*ASSIGNMENT*. Set down the data below once more, precisely as it reads.

★ ★ ★ ★ ★

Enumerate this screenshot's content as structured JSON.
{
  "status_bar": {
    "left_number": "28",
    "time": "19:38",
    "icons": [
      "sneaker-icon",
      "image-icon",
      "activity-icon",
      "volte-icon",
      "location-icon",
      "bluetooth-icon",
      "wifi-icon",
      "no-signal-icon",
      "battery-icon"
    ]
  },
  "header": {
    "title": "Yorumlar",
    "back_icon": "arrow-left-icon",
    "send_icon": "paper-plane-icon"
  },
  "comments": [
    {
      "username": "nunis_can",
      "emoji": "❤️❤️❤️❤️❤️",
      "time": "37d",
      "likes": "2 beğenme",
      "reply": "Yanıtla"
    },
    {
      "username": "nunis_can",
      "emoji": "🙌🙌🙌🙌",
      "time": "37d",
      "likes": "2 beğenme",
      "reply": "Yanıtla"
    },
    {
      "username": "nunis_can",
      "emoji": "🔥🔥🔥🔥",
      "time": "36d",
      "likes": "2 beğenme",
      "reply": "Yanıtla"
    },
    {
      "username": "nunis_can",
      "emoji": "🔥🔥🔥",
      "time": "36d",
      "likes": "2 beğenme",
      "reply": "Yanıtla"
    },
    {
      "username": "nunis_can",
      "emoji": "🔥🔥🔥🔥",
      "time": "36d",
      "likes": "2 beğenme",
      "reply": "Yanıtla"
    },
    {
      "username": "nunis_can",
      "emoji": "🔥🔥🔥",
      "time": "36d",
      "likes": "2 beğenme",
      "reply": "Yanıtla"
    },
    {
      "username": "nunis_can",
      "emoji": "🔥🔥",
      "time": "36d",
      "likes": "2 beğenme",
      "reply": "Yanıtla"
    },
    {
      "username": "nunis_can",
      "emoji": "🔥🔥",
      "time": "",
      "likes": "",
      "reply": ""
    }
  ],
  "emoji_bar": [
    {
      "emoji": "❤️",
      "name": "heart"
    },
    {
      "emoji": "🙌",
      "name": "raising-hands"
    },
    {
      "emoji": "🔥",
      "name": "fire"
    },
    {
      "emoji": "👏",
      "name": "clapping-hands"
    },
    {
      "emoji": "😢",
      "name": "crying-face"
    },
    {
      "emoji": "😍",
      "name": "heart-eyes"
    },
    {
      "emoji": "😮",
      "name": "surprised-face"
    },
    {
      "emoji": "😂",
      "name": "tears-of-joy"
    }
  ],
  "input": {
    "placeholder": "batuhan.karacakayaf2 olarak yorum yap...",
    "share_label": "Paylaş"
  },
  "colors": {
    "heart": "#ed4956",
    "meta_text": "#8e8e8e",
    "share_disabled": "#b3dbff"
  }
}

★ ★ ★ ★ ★

*EXERCISE RESPONSE*.
Enumerate this screenshot's content as structured JSON.
{
  "status_bar": {
    "left_number": "28",
    "time": "19:38",
    "icons": [
      "sneaker-icon",
      "image-icon",
      "activity-icon",
      "volte-icon",
      "location-icon",
      "bluetooth-icon",
      "wifi-icon",
      "no-signal-icon",
      "battery-icon"
    ]
  },
  "header": {
    "title": "Yorumlar",
    "back_icon": "arrow-left-icon",
    "send_icon": "paper-plane-icon"
  },
  "comments": [
    {
      "username": "nunis_can",
      "emoji": "❤️❤️❤️❤️❤️",
      "time": "37d",
      "likes": "2 beğenme",
      "reply": "Yanıtla"
    },
    {
      "username": "nunis_can",
      "emoji": "🙌🙌🙌🙌",
      "time": "37d",
      "likes": "2 beğenme",
      "reply": "Yanıtla"
    },
    {
      "username": "nunis_can",
      "emoji": "🔥🔥🔥🔥",
      "time": "36d",
      "likes": "2 beğenme",
      "reply": "Yanıtla"
    },
    {
      "username": "nunis_can",
      "emoji": "🔥🔥🔥",
      "time": "36d",
      "likes": "2 beğenme",
      "reply": "Yanıtla"
    },
    {
      "username": "nunis_can",
      "emoji": "🔥🔥🔥🔥",
      "time": "36d",
      "likes": "2 beğenme",
      "reply": "Yanıtla"
    },
    {
      "username": "nunis_can",
      "emoji": "🔥🔥🔥",
      "time": "36d",
      "likes": "2 beğenme",
      "reply": "Yanıtla"
    },
    {
      "username": "nunis_can",
      "emoji": "🔥🔥",
      "time": "36d",
      "likes": "2 beğenme",
      "reply": "Yanıtla"
    },
    {
      "username": "nunis_can",
      "emoji": "🔥🔥",
      "time": "",
      "likes": "",
      "reply": ""
    }
  ],
  "emoji_bar": [
    {
      "emoji": "❤️",
      "name": "heart"
    },
    {
      "emoji": "🙌",
      "name": "raising-hands"
    },
    {
      "emoji": "🔥",
      "name": "fire"
    },
    {
      "emoji": "👏",
      "name": "clapping-hands"
    },
    {
      "emoji": "😢",
      "name": "crying-face"
    },
    {
      "emoji": "😍",
      "name": "heart-eyes"
    },
    {
      "emoji": "😮",
      "name": "surprised-face"
    },
    {
      "emoji": "😂",
      "name": "tears-of-joy"
    }
  ],
  "input": {
    "placeholder": "batuhan.karacakayaf2 olarak yorum yap...",
    "share_label": "Paylaş"
  },
  "colors": {
    "heart": "#ed4956",
    "meta_text": "#8e8e8e",
    "share_disabled": "#b3dbff"
  }
}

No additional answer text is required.